_What is required_
Copy the records below in full, changing no character.

_Supplied data_
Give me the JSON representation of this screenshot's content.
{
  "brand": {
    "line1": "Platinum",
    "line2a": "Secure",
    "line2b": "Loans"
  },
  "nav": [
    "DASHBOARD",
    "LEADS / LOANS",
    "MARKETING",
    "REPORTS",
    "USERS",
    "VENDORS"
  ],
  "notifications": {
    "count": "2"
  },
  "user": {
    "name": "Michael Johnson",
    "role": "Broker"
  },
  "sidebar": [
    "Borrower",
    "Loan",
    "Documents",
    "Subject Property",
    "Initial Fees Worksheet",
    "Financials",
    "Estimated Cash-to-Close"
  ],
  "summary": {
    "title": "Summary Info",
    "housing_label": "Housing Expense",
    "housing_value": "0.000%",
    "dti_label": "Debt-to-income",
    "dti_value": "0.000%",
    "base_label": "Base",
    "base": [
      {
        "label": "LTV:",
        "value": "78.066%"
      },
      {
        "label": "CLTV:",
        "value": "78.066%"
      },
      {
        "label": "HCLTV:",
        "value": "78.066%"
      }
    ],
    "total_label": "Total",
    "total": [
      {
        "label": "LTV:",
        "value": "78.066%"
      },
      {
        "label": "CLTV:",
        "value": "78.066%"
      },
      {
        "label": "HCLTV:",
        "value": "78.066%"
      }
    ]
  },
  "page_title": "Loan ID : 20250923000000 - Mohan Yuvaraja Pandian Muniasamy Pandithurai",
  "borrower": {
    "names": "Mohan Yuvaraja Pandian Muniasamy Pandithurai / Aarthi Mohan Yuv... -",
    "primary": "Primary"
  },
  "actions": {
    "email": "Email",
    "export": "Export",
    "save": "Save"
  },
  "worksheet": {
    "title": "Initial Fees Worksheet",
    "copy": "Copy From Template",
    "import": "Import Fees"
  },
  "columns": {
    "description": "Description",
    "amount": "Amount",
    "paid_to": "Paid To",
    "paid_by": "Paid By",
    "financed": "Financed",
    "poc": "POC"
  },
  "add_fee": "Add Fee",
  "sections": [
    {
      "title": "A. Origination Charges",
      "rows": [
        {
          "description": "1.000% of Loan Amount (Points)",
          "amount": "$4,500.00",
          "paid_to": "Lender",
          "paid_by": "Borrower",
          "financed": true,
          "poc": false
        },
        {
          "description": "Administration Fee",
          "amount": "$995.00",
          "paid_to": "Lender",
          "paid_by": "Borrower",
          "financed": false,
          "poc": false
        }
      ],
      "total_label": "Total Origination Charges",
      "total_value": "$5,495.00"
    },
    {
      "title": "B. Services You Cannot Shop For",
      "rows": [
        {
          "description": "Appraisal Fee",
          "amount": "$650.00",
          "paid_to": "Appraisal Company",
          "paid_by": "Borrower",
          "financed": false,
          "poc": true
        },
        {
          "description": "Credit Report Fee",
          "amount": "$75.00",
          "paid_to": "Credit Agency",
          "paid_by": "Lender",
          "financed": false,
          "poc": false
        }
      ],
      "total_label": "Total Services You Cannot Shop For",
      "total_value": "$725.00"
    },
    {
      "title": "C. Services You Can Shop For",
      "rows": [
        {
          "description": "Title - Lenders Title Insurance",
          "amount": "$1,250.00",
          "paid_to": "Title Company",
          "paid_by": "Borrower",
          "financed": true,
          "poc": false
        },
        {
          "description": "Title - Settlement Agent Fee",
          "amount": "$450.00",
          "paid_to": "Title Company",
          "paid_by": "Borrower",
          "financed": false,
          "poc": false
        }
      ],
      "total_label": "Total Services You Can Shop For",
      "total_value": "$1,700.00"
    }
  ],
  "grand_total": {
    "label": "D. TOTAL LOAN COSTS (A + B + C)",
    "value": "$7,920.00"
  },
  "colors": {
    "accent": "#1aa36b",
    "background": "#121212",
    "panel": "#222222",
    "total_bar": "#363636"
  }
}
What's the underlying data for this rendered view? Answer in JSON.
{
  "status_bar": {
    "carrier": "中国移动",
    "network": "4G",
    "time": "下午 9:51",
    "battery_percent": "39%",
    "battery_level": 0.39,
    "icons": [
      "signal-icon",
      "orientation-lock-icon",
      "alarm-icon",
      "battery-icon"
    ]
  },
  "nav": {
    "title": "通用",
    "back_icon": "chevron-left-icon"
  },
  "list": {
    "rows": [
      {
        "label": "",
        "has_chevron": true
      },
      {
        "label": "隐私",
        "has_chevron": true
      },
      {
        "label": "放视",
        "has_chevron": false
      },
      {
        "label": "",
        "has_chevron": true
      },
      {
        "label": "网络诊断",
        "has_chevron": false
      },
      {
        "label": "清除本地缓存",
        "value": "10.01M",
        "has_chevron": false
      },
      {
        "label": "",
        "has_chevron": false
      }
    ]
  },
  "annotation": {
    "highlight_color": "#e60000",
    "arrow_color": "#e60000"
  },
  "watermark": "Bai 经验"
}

_Task response_
Give me the JSON representation of this screenshot's content.
{
  "brand": {
    "line1": "Platinum",
    "line2a": "Secure",
    "line2b": "Loans"
  },
  "nav": [
    "DASHBOARD",
    "LEADS / LOANS",
    "MARKETING",
    "REPORTS",
    "USERS",
    "VENDORS"
  ],
  "notifications": {
    "count": "2"
  },
  "user": {
    "name": "Michael Johnson",
    "role": "Broker"
  },
  "sidebar": [
    "Borrower",
    "Loan",
    "Documents",
    "Subject Property",
    "Initial Fees Worksheet",
    "Financials",
    "Estimated Cash-to-Close"
  ],
  "summary": {
    "title": "Summary Info",
    "housing_label": "Housing Expense",
    "housing_value": "0.000%",
    "dti_label": "Debt-to-income",
    "dti_value": "0.000%",
    "base_label": "Base",
    "base": [
      {
        "label": "LTV:",
        "value": "78.066%"
      },
      {
        "label": "CLTV:",
        "value": "78.066%"
      },
      {
        "label": "HCLTV:",
        "value": "78.066%"
      }
    ],
    "total_label": "Total",
    "total": [
      {
        "label": "LTV:",
        "value": "78.066%"
      },
      {
        "label": "CLTV:",
        "value": "78.066%"
      },
      {
        "label": "HCLTV:",
        "value": "78.066%"
      }
    ]
  },
  "page_title": "Loan ID : 20250923000000 - Mohan Yuvaraja Pandian Muniasamy Pandithurai",
  "borrower": {
    "names": "Mohan Yuvaraja Pandian Muniasamy Pandithurai / Aarthi Mohan Yuv... -",
    "primary": "Primary"
  },
  "actions": {
    "email": "Email",
    "export": "Export",
    "save": "Save"
  },
  "worksheet": {
    "title": "Initial Fees Worksheet",
    "copy": "Copy From Template",
    "import": "Import Fees"
  },
  "columns": {
    "description": "Description",
    "amount": "Amount",
    "paid_to": "Paid To",
    "paid_by": "Paid By",
    "financed": "Financed",
    "poc": "POC"
  },
  "add_fee": "Add Fee",
  "sections": [
    {
      "title": "A. Origination Charges",
      "rows": [
        {
          "description": "1.000% of Loan Amount (Points)",
          "amount": "$4,500.00",
          "paid_to": "Lender",
          "paid_by": "Borrower",
          "financed": true,
          "poc": false
        },
        {
          "description": "Administration Fee",
          "amount": "$995.00",
          "paid_to": "Lender",
          "paid_by": "Borrower",
          "financed": false,
          "poc": false
        }
      ],
      "total_label": "Total Origination Charges",
      "total_value": "$5,495.00"
    },
    {
      "title": "B. Services You Cannot Shop For",
      "rows": [
        {
          "description": "Appraisal Fee",
          "amount": "$650.00",
          "paid_to": "Appraisal Company",
          "paid_by": "Borrower",
          "financed": false,
          "poc": true
        },
        {
          "description": "Credit Report Fee",
          "amount": "$75.00",
          "paid_to": "Credit Agency",
          "paid_by": "Lender",
          "financed": false,
          "poc": false
        }
      ],
      "total_label": "Total Services You Cannot Shop For",
      "total_value": "$725.00"
    },
    {
      "title": "C. Services You Can Shop For",
      "rows": [
        {
          "description": "Title - Lenders Title Insurance",
          "amount": "$1,250.00",
          "paid_to": "Title Company",
          "paid_by": "Borrower",
          "financed": true,
          "poc": false
        },
        {
          "description": "Title - Settlement Agent Fee",
          "amount": "$450.00",
          "paid_to": "Title Company",
          "paid_by": "Borrower",
          "financed": false,
          "poc": false
        }
      ],
      "total_label": "Total Services You Can Shop For",
      "total_value": "$1,700.00"
    }
  ],
  "grand_total": {
    "label": "D. TOTAL LOAN COSTS (A + B + C)",
    "value": "$7,920.00"
  },
  "colors": {
    "accent": "#1aa36b",
    "background": "#121212",
    "panel": "#222222",
    "total_bar": "#363636"
  }
}
What's the underlying data for this rendered view? Answer in JSON.
{
  "status_bar": {
    "carrier": "中国移动",
    "network": "4G",
    "time": "下午 9:51",
    "battery_percent": "39%",
    "battery_level": 0.39,
    "icons": [
      "signal-icon",
      "orientation-lock-icon",
      "alarm-icon",
      "battery-icon"
    ]
  },
  "nav": {
    "title": "通用",
    "back_icon": "chevron-left-icon"
  },
  "list": {
    "rows": [
      {
        "label": "",
        "has_chevron": true
      },
      {
        "label": "隐私",
        "has_chevron": true
      },
      {
        "label": "放视",
        "has_chevron": false
      },
      {
        "label": "",
        "has_chevron": true
      },
      {
        "label": "网络诊断",
        "has_chevron": false
      },
      {
        "label": "清除本地缓存",
        "value": "10.01M",
        "has_chevron": false
      },
      {
        "label": "",
        "has_chevron": false
      }
    ]
  },
  "annotation": {
    "highlight_color": "#e60000",
    "arrow_color": "#e60000"
  },
  "watermark": "Bai 经验"
}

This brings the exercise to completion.